::: DATA TO PROCESS :::
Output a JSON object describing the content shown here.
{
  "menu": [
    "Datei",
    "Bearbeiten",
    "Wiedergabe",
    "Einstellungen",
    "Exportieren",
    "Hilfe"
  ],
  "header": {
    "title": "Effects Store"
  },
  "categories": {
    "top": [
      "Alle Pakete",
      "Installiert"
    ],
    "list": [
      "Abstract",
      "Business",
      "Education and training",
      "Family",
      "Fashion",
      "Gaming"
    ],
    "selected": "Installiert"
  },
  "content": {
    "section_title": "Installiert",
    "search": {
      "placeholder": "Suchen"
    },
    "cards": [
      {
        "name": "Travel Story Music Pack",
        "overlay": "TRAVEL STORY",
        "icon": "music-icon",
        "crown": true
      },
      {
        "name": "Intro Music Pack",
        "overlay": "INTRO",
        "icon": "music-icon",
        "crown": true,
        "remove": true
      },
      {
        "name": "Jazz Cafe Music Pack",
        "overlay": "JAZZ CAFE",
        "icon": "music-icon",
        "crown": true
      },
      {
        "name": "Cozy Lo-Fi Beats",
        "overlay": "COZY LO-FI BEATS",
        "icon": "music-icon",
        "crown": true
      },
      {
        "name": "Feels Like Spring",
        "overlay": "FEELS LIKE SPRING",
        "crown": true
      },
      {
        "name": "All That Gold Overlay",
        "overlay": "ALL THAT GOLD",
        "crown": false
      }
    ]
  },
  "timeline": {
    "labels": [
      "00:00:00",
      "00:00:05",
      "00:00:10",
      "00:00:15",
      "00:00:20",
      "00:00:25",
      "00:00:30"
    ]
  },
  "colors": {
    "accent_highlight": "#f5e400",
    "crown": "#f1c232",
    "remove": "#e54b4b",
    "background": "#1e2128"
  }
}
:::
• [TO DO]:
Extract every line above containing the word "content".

• [RESULT OF THE EXERCISE]:
Output a JSON object describing the content shown here.
  "content": {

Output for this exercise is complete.